▸ PROVIDED ENTRIES:

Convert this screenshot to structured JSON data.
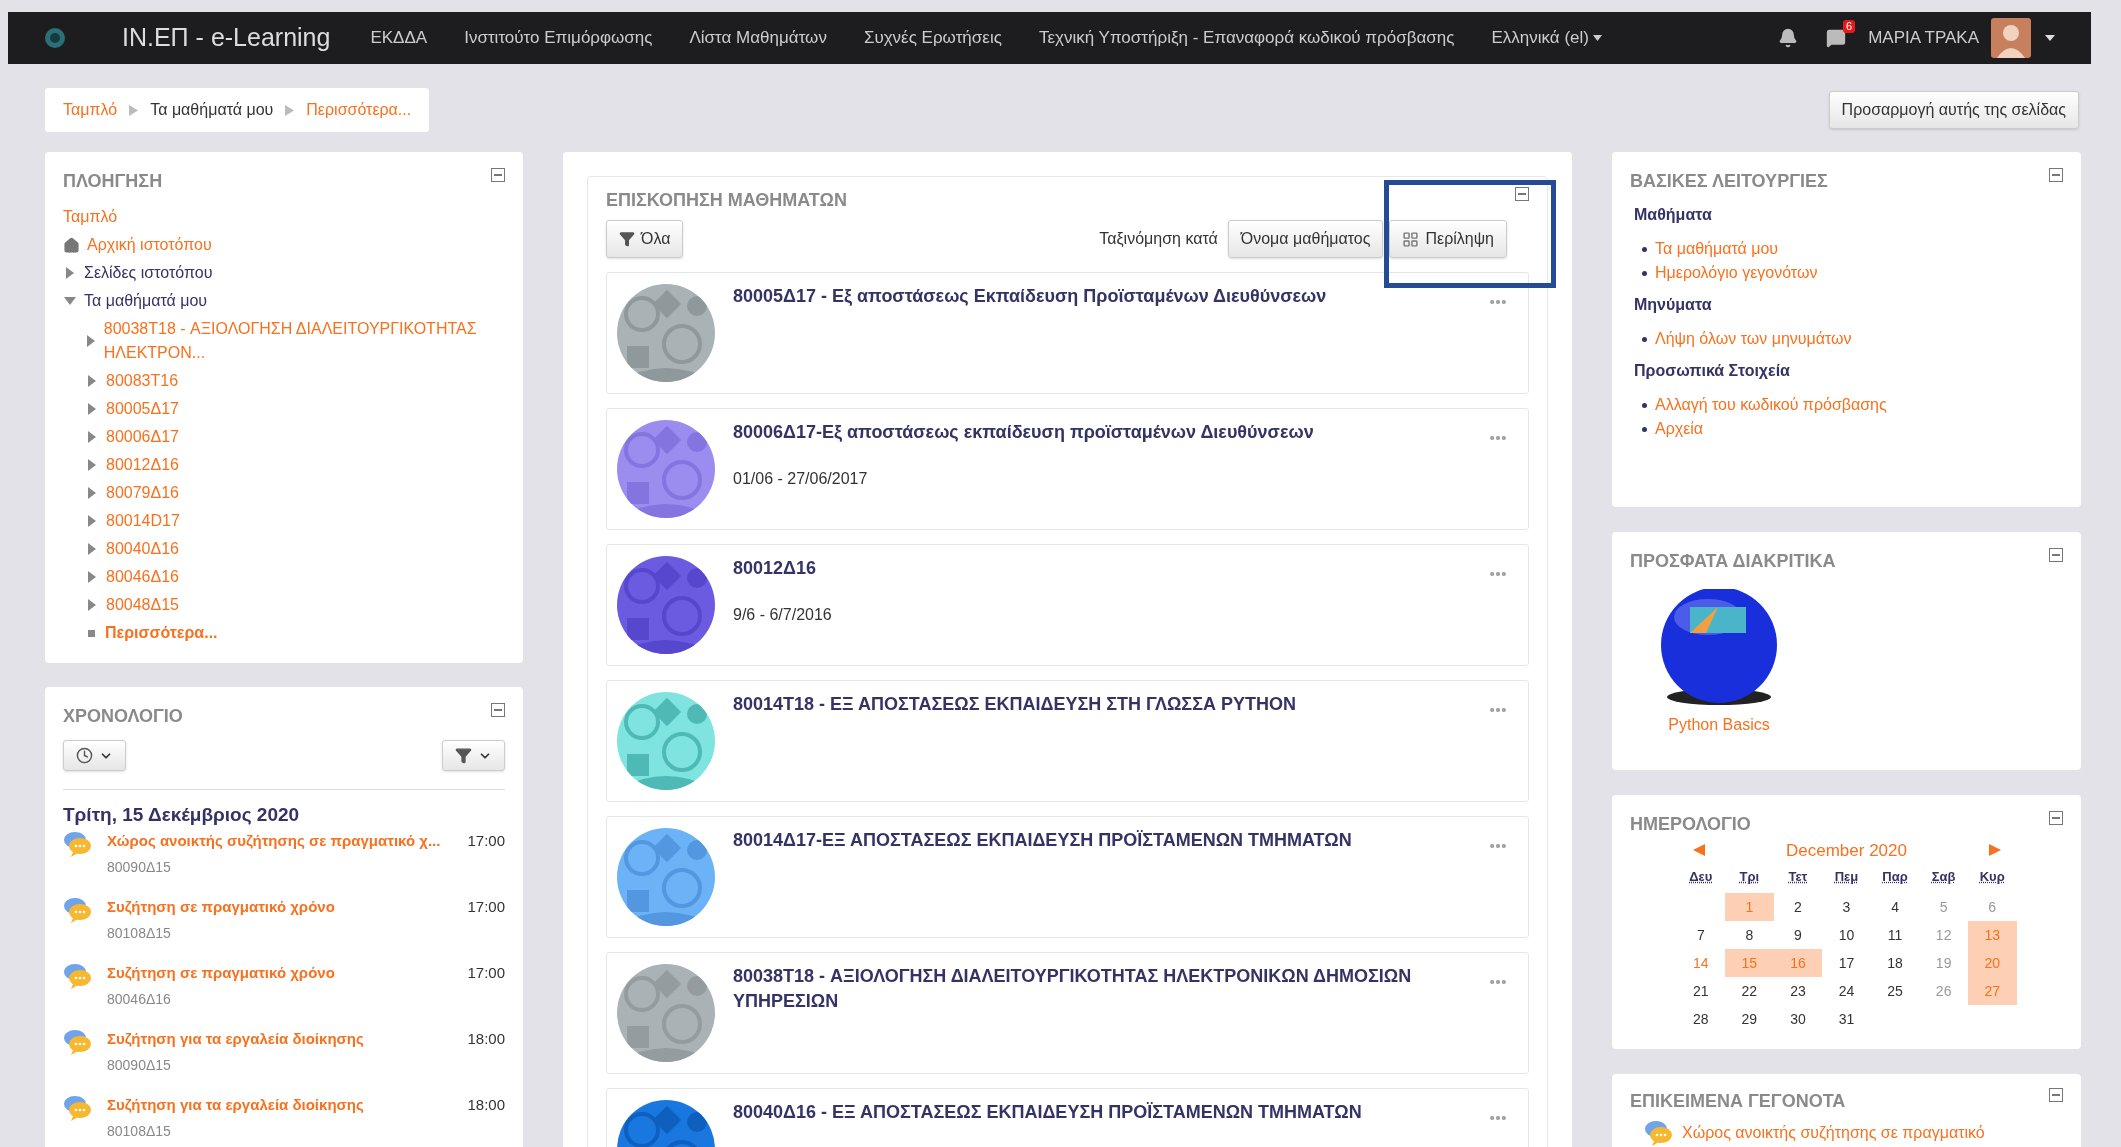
{
  "navbar": {
    "site_name": "ΙΝ.ΕΠ - e-Learning",
    "menu": [
      "ΕΚΔΔΑ",
      "Ινστιτούτο Επιμόρφωσης",
      "Λίστα Μαθημάτων",
      "Συχνές Ερωτήσεις",
      "Τεχνική Υποστήριξη - Επαναφορά κωδικού πρόσβασης"
    ],
    "language": "Ελληνικά (el)",
    "message_count": "6",
    "user_name": "ΜΑΡΙΑ ΤΡΑΚΑ"
  },
  "breadcrumb": [
    {
      "label": "Ταμπλό",
      "kind": "link"
    },
    {
      "label": "Τα μαθήματά μου",
      "kind": "current"
    },
    {
      "label": "Περισσότερα...",
      "kind": "link"
    }
  ],
  "customize_button": "Προσαρμογή αυτής της σελίδας",
  "navigation": {
    "title": "ΠΛΟΗΓΗΣΗ",
    "items": [
      {
        "kind": "link",
        "label": "Ταμπλό"
      },
      {
        "kind": "home",
        "label": "Αρχική ιστοτόπου"
      },
      {
        "kind": "branch",
        "label": "Σελίδες ιστοτόπου",
        "expanded": false
      },
      {
        "kind": "branch",
        "label": "Τα μαθήματά μου",
        "expanded": true,
        "children": [
          {
            "kind": "branch",
            "label": "80038T18 - ΑΞΙΟΛΟΓΗΣΗ ΔΙΑΛΕΙΤΟΥΡΓΙΚΟΤΗΤΑΣ ΗΛΕΚΤΡΟΝ...",
            "expanded": false
          },
          {
            "kind": "branch",
            "label": "80083T16",
            "expanded": false
          },
          {
            "kind": "branch",
            "label": "80005Δ17",
            "expanded": false
          },
          {
            "kind": "branch",
            "label": "80006Δ17",
            "expanded": false
          },
          {
            "kind": "branch",
            "label": "80012Δ16",
            "expanded": false
          },
          {
            "kind": "branch",
            "label": "80079Δ16",
            "expanded": false
          },
          {
            "kind": "branch",
            "label": "80014D17",
            "expanded": false
          },
          {
            "kind": "branch",
            "label": "80040Δ16",
            "expanded": false
          },
          {
            "kind": "branch",
            "label": "80046Δ16",
            "expanded": false
          },
          {
            "kind": "branch",
            "label": "80048Δ15",
            "expanded": false
          },
          {
            "kind": "more",
            "label": "Περισσότερα..."
          }
        ]
      }
    ]
  },
  "timeline": {
    "title": "ΧΡΟΝΟΛΟΓΙΟ",
    "date": "Τρίτη, 15 Δεκέμβριος 2020",
    "events": [
      {
        "title": "Χώρος ανοικτής συζήτησης σε πραγματικό χ...",
        "course": "80090Δ15",
        "time": "17:00"
      },
      {
        "title": "Συζήτηση σε πραγματικό χρόνο",
        "course": "80108Δ15",
        "time": "17:00"
      },
      {
        "title": "Συζήτηση σε πραγματικό χρόνο",
        "course": "80046Δ16",
        "time": "17:00"
      },
      {
        "title": "Συζήτηση για τα εργαλεία διοίκησης",
        "course": "80090Δ15",
        "time": "18:00"
      },
      {
        "title": "Συζήτηση για τα εργαλεία διοίκησης",
        "course": "80108Δ15",
        "time": "18:00"
      }
    ]
  },
  "course_overview": {
    "title": "ΕΠΙΣΚΟΠΗΣΗ ΜΑΘΗΜΑΤΩΝ",
    "filter_button": "Όλα",
    "sort_label": "Ταξινόμηση κατά",
    "sort_button": "Όνομα μαθήματος",
    "view_button": "Περίληψη",
    "courses": [
      {
        "title": "80005Δ17 - Εξ αποστάσεως Εκπαίδευση Προϊσταμένων Διευθύνσεων",
        "kind": "picture"
      },
      {
        "title": "80006Δ17-Εξ αποστάσεως εκπαίδευση προϊσταμένων Διευθύνσεων",
        "dates": "01/06 - 27/06/2017",
        "kind": "picture"
      },
      {
        "title": "80012Δ16",
        "dates": "9/6 - 6/7/2016",
        "kind": "picture"
      },
      {
        "title": "80014T18 - ΕΞ ΑΠΟΣΤΑΣΕΩΣ ΕΚΠΑΙΔΕΥΣΗ ΣΤΗ ΓΛΩΣΣΑ PYTHON",
        "kind": "picture"
      },
      {
        "title": "80014Δ17-ΕΞ ΑΠΟΣΤΑΣΕΩΣ ΕΚΠΑΙΔΕΥΣΗ ΠΡΟΪΣΤΑΜΕΝΩΝ ΤΜΗΜΑΤΩΝ",
        "kind": "picture"
      },
      {
        "title": "80038T18 - ΑΞΙΟΛΟΓΗΣΗ ΔΙΑΛΕΙΤΟΥΡΓΙΚΟΤΗΤΑΣ ΗΛΕΚΤΡΟΝΙΚΩΝ ΔΗΜΟΣΙΩΝ ΥΠΗΡΕΣΙΩΝ",
        "kind": "picture"
      },
      {
        "title": "80040Δ16 - ΕΞ ΑΠΟΣΤΑΣΕΩΣ ΕΚΠΑΙΔΕΥΣΗ ΠΡΟΪΣΤΑΜΕΝΩΝ ΤΜΗΜΑΤΩΝ",
        "kind": "picture"
      }
    ]
  },
  "basic_functions": {
    "title": "ΒΑΣΙΚΕΣ ΛΕΙΤΟΥΡΓΙΕΣ",
    "sections": [
      {
        "heading": "Μαθήματα",
        "links": [
          "Τα μαθήματά μου",
          "Ημερολόγιο γεγονότων"
        ]
      },
      {
        "heading": "Μηνύματα",
        "links": [
          "Λήψη όλων των μηνυμάτων"
        ]
      },
      {
        "heading": "Προσωπικά Στοιχεία",
        "links": [
          "Αλλαγή του κωδικού πρόσβασης",
          "Αρχεία"
        ]
      }
    ]
  },
  "recent_badges": {
    "title": "ΠΡΟΣΦΑΤΑ ΔΙΑΚΡΙΤΙΚΑ",
    "badges": [
      {
        "name": "Python Basics"
      }
    ]
  },
  "calendar": {
    "title": "ΗΜΕΡΟΛΟΓΙΟ",
    "month": "December 2020",
    "weekdays": [
      "Δευ",
      "Τρι",
      "Τετ",
      "Πεμ",
      "Παρ",
      "Σαβ",
      "Κυρ"
    ],
    "weeks": [
      [
        {
          "kind": "blank"
        },
        {
          "day": "1",
          "kind": "event"
        },
        {
          "day": "2",
          "kind": "plain"
        },
        {
          "day": "3",
          "kind": "plain"
        },
        {
          "day": "4",
          "kind": "plain"
        },
        {
          "day": "5",
          "kind": "weekend"
        },
        {
          "day": "6",
          "kind": "weekend"
        }
      ],
      [
        {
          "day": "7",
          "kind": "plain"
        },
        {
          "day": "8",
          "kind": "plain"
        },
        {
          "day": "9",
          "kind": "plain"
        },
        {
          "day": "10",
          "kind": "plain"
        },
        {
          "day": "11",
          "kind": "plain"
        },
        {
          "day": "12",
          "kind": "weekend"
        },
        {
          "day": "13",
          "kind": "event"
        }
      ],
      [
        {
          "day": "14",
          "kind": "link"
        },
        {
          "day": "15",
          "kind": "event"
        },
        {
          "day": "16",
          "kind": "event"
        },
        {
          "day": "17",
          "kind": "plain"
        },
        {
          "day": "18",
          "kind": "plain"
        },
        {
          "day": "19",
          "kind": "weekend"
        },
        {
          "day": "20",
          "kind": "event"
        }
      ],
      [
        {
          "day": "21",
          "kind": "plain"
        },
        {
          "day": "22",
          "kind": "plain"
        },
        {
          "day": "23",
          "kind": "plain"
        },
        {
          "day": "24",
          "kind": "plain"
        },
        {
          "day": "25",
          "kind": "plain"
        },
        {
          "day": "26",
          "kind": "weekend"
        },
        {
          "day": "27",
          "kind": "event"
        }
      ],
      [
        {
          "day": "28",
          "kind": "plain"
        },
        {
          "day": "29",
          "kind": "plain"
        },
        {
          "day": "30",
          "kind": "plain"
        },
        {
          "day": "31",
          "kind": "plain"
        },
        {
          "kind": "blank"
        },
        {
          "kind": "blank"
        },
        {
          "kind": "blank"
        }
      ]
    ]
  },
  "upcoming_events": {
    "title": "ΕΠΙΚΕΙΜΕΝΑ ΓΕΓΟΝΟΤΑ",
    "events": [
      "Χώρος ανοικτής συζήτησης σε πραγματικό"
    ]
  }
}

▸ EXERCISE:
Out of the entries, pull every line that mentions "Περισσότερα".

▸ YOUR RESPONSE:
      "label": "Περισσότερα...",
            "label": "Περισσότερα..."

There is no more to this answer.